◆ PROBLEM STATEMENT ◆
Filter the entries below, keeping only lines with the word "JDBC".

(Dataset records)

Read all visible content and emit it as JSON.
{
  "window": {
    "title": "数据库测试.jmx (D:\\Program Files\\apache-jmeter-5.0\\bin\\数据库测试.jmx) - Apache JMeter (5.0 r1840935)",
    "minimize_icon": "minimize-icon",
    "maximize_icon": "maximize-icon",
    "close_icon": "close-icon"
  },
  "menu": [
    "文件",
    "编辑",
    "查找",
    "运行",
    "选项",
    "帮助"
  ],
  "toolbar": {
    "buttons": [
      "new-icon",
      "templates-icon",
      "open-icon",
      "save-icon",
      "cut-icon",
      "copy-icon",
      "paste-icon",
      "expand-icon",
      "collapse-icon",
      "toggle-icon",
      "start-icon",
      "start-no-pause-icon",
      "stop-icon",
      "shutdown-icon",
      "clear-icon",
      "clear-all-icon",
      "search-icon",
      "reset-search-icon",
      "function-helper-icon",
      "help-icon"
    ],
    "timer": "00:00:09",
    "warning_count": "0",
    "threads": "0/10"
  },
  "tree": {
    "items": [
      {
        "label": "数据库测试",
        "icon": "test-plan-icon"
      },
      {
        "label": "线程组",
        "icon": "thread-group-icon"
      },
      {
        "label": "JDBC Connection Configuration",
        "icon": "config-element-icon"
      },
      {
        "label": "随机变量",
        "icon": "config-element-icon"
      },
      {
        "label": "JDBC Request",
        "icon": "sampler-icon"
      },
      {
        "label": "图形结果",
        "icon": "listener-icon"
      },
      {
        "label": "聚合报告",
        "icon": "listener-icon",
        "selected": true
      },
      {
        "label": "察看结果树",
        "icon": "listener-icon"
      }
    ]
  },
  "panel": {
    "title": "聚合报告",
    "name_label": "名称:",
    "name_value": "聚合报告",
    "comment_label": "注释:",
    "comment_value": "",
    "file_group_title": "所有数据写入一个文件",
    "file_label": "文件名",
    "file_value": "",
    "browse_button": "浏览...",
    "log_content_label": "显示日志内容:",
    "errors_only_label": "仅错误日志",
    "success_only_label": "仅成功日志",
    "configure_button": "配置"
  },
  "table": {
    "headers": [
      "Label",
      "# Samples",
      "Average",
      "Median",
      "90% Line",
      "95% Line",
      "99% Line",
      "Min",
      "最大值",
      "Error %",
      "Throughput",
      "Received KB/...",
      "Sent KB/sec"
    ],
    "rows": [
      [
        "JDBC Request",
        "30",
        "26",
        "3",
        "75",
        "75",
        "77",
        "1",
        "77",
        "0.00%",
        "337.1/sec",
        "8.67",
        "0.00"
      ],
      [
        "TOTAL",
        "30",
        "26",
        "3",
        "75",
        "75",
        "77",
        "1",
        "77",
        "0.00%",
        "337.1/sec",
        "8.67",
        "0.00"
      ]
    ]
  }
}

◆ SOLUTION BELOW ◆
        "label": "JDBC Connection Configuration",
        "label": "JDBC Request",
        "JDBC Request",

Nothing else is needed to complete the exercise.